UCLA Mathematicians have discovered a 13 million-digit prime number, a feat which may entitle them to a $100,000 prize, the Associated Press reported via the Chicago Tribune.
The group found the number last month on a network of 75 computers running Windows XP. Another computer Usystem running a different algorithm was used to verify the number, which is the 46th known Mersenne prime.
The number is the 8th Mersenne prime found at UCLA.
"We're delighted," said UCLA's Edson Smith, the team leader. "Now we're looking for the next one, despite the odds."
A prime number is one that is only divisible by itself and the number one.
Mersenne primes, named for creator and 17th century French mathematician Marin Mersenne, are expressed as 2P-1, or two to the power of "P'' minus one, the article said, where P is itself a prime number. For the new prime, P is 43,112,609.
The Great Internet Mersenne Prime Search, or GIMPS, has thousands of participants worldwide. The system involves the harnessing of underused computing power to make calculations that would find and verify Mersenne primes.
The Electronic Frontier Foundation is offering the $100,000 prize for finding the first Mersenne prime with more than 10 million digits. The prize was set up in order to promote cooperative computing using the Internet.

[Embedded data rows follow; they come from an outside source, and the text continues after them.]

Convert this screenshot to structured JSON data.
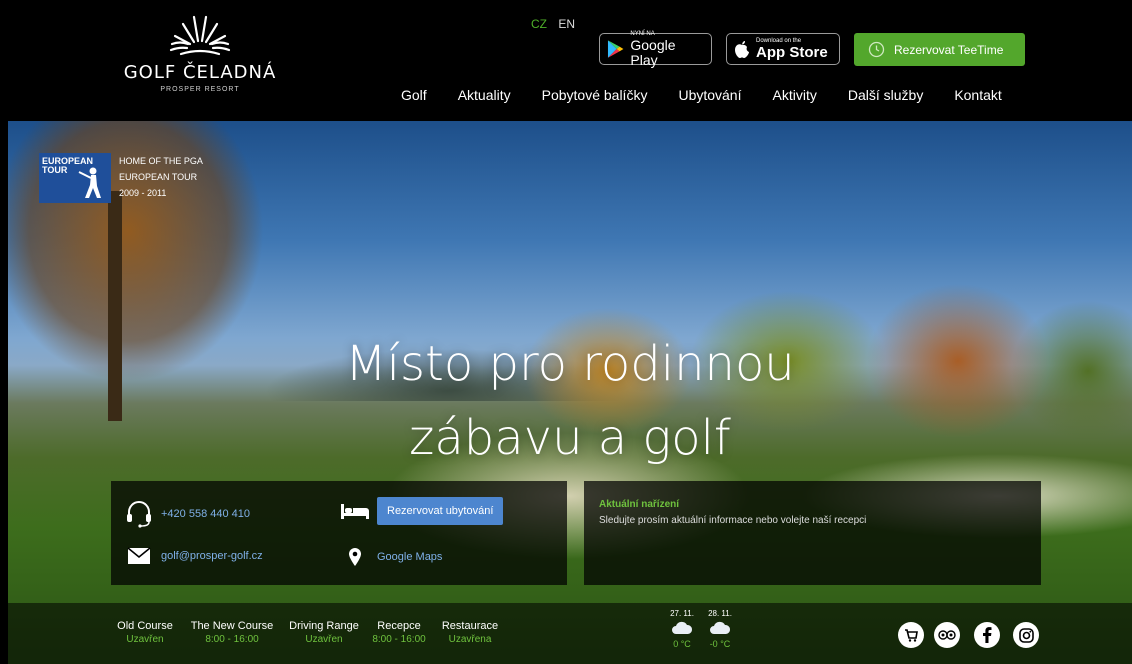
{
  "brand": {
    "name": "GOLF ČELADNÁ",
    "subtitle": "PROSPER RESORT"
  },
  "lang": {
    "active": "CZ",
    "other": "EN"
  },
  "stores": {
    "google_small": "NYNÍ NA",
    "google_big": "Google Play",
    "apple_small": "Download on the",
    "apple_big": "App Store"
  },
  "tee_button": "Rezervovat TeeTime",
  "nav": [
    "Golf",
    "Aktuality",
    "Pobytové balíčky",
    "Ubytování",
    "Aktivity",
    "Další služby",
    "Kontakt"
  ],
  "euro_tour": {
    "logo_line1": "EUROPEAN",
    "logo_line2": "TOUR",
    "text": [
      "HOME OF THE PGA",
      "EUROPEAN TOUR",
      "2009 - 2011"
    ]
  },
  "headline": [
    "Místo pro rodinnou",
    "zábavu a golf"
  ],
  "contact": {
    "phone": "+420 558 440 410",
    "email": "golf@prosper-golf.cz",
    "book_button": "Rezervovat ubytování",
    "maps": "Google Maps"
  },
  "notice": {
    "title": "Aktuální nařízení",
    "text": "Sledujte prosím aktuální informace nebo volejte naší recepci"
  },
  "status": [
    {
      "label": "Old Course",
      "value": "Uzavřen"
    },
    {
      "label": "The New Course",
      "value": "8:00 - 16:00"
    },
    {
      "label": "Driving Range",
      "value": "Uzavřen"
    },
    {
      "label": "Recepce",
      "value": "8:00 - 16:00"
    },
    {
      "label": "Restaurace",
      "value": "Uzavřena"
    }
  ],
  "weather": [
    {
      "date": "27. 11.",
      "temp": "0 °C",
      "icon": "cloud-icon"
    },
    {
      "date": "28. 11.",
      "temp": "-0 °C",
      "icon": "cloud-icon"
    }
  ],
  "colors": {
    "accent_green": "#53a72c",
    "link_blue": "#7fb0e8",
    "button_blue": "#4d86cf",
    "status_green": "#6fc23e"
  },
  "social_icons": [
    "cart-icon",
    "tripadvisor-icon",
    "facebook-icon",
    "instagram-icon"
  ]
}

It could be awarded when the number is published, which will likely be sometime next year.